Amar’e Stoudemire has made no secret of the fact that he’s extremely interested in exploring his spirituality, and with it the Jewish faith that he’s embraced due to the family ties he has to it on his mother’s side.
Stoudemire regularly posts biblical quotes to his social media accounts, and has been seen wearing a Yarmulke at basketball-related events on more than one occasion.
This summer, Stoudemire has spent considerable time in Israel to continue this journey, and it appears as though he’s looking to take things a step further.
The sore-kneed Stoudemire, who is touring Israel, has now applied for Israeli citizenship, his agent Happy Walters told nymag.com.
Stoudemire previously announced he had become a part owner in the Israeli basketball club Hapoel Jerusalem, partnering with basketball and baseball agent Arn Tellem. Israeli president Shimon Peres said he wants Stoudemire to play next year on the Israeli National Team, but it’s unlikely the Knicks would grant permission, since they already denied him a spot on Team USA in 2010.
This isn’t about basketball, as there’s no way the Knicks would allow Stoudemire to play in any capacity as long as they’re on the hook for his guaranteed contract which is uninsurable due to his history of injuries.
No, this is simply about Stoudemire feeling more connected to his faith. If gaining Israeli citizenship helps him do that, then it should only be viewed as a positive.
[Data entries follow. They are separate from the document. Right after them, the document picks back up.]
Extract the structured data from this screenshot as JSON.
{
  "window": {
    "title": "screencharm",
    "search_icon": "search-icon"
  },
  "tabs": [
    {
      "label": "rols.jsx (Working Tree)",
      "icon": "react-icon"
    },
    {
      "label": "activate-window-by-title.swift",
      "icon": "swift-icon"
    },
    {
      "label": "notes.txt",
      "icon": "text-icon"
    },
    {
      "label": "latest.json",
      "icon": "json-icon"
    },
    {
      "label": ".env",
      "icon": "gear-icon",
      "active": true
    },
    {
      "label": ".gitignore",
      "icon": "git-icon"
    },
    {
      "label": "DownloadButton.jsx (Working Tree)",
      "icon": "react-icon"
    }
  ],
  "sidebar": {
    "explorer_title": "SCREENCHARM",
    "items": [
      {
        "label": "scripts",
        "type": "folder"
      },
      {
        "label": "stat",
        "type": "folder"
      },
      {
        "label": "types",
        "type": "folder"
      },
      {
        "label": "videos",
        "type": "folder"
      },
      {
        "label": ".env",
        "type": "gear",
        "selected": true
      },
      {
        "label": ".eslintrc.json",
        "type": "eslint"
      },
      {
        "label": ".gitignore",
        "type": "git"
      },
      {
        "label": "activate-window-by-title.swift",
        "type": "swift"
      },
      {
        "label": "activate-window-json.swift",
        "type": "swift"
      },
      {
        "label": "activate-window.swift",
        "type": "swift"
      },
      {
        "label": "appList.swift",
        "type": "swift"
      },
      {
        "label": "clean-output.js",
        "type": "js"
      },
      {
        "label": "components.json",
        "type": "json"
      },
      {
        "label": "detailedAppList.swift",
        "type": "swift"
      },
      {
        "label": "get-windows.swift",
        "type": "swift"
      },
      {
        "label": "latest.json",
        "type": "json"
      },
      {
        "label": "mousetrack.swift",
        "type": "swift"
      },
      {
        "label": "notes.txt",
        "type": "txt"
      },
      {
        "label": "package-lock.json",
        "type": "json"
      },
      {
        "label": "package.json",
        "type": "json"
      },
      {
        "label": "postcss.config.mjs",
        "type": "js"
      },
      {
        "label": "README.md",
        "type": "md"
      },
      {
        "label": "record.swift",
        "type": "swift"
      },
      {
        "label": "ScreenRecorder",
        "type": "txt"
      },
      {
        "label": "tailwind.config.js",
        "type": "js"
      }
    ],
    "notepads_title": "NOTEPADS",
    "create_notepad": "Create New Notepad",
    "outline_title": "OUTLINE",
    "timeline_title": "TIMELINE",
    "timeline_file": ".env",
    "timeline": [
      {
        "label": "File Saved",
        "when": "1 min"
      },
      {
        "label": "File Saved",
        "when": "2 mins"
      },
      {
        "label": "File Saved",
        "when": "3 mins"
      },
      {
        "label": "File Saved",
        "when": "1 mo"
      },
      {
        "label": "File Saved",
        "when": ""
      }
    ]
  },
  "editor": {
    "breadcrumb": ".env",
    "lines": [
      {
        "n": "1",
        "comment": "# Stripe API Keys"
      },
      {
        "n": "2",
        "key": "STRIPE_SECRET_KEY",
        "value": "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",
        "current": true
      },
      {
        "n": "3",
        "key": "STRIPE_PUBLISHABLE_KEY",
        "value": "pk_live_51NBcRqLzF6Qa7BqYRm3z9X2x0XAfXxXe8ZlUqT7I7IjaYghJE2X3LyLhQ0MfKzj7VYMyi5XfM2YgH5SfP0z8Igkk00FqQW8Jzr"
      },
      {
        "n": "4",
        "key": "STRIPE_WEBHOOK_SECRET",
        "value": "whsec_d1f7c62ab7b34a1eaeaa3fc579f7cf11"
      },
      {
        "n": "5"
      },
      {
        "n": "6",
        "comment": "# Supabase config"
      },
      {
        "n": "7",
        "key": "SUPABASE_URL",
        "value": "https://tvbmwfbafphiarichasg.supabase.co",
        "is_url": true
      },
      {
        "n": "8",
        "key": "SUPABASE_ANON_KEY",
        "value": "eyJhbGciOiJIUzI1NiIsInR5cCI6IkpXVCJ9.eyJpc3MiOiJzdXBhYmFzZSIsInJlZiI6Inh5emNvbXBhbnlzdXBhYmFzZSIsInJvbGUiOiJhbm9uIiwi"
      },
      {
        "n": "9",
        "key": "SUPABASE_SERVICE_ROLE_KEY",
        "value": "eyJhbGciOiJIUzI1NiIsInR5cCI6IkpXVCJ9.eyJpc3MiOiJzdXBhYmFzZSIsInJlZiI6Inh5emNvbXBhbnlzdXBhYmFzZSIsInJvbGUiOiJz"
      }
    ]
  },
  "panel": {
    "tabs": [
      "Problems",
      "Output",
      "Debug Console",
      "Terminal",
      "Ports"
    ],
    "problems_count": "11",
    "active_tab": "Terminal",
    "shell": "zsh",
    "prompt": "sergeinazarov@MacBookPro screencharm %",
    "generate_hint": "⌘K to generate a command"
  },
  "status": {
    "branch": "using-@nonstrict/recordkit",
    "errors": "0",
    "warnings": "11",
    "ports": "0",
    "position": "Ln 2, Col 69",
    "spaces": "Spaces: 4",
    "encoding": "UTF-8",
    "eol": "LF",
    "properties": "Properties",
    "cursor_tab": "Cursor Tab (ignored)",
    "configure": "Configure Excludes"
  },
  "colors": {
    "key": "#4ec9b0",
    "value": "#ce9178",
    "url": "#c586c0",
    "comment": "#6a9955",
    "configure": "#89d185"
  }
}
Larry Nance Jr. plays tribute to father — rock-the-cradle dunk in Suns uniform
Los Angeles –Devin Booker‘s Suns have the NBA’s worst record (18-41).
“I think everyone is fed up with the losing, from the top to the bottom of the organization,” Booker said this afternoon. “So, for us, it’s what’s next?”
A 3-point contest victory.
Overcoming Phoenix’s poor record to draw an invite to All-Star Saturday Night, Booker won the 3-point contest with a whopping 29 points in the final round.
That score left little margin for 2016 champion Klay Thompson, who capped the event with a 25-point round that was otherwise the night’s high. Clippers forward Tobias Harris, in his new home arena, finished third.
Booker was all smiles after the rare victory.
“Season not going how we planned, but I know a lot of the city was ready for this All-Star Weekend, having somebody participate,” Booker said. “So, I’m glad I could win it.
Where he and the Suns go from here is still questionable, but he has a plan.
“I’m going to win the dunk contest next year,” Booker said. “No, I’m just kidding.”
LOS ANGELES — Anyone who knew the Spencer Dinwiddie story knew not to count him out when he looked down.
That was true when at Colorado he had played his way into the first round of the draft, maybe the 2014 lottery, until an ACL injury derailed him. He had to battle back from a devastating injury, push his way back through the then D-League to the NBA, and wait for his chance. When he got it this season in Brooklyn (after the Jeremy Lin injury) he grabbed it and has had a quality NBA season for the Nets.
So when Dinwiddie was behind the Kings’ Buddy Hield in the first round of the All-Star Saturday Night Skills Contest, he needed a little help. Dinwiddie got it when Hield missed his first three (you have to close out the race with a made three), Dinwiddie caught up and drained his on a pull-up jumper.
Forget the fact Dinwiddie is shooting 28.5 percent on pull-up threes this season, he did the same thing to Jamal Murray in the semi-finals.
Dinwiddie boat raced Bulls’ rookie Lauri Markkanen in the finals when the big man struggled with the passing skill and got so far behind it was over.
“It’s big for me to even be at All-Star Weekend considering the road that’s been in my career, very up and down, Dinwiddie said. “Obviously being in the G-League both on assignment and as a G-League player, thank you to the Brooklyn Nets for giving me this opportunity to play and be here.
Then it all really feels and seems full circle because I got to come home and do it in front of my family.”
Dinwiddie was born in Los Angeles and played his high school ball at Taft High School in Woodland Hills (in LA’s San Fernando Valley). He went against the likes of Jrue Holiday and DeMarre Carroll, and he learned some hard lessons there.
It’s all paying off now for Dinwiddie, who has proven he belongs in the NBA.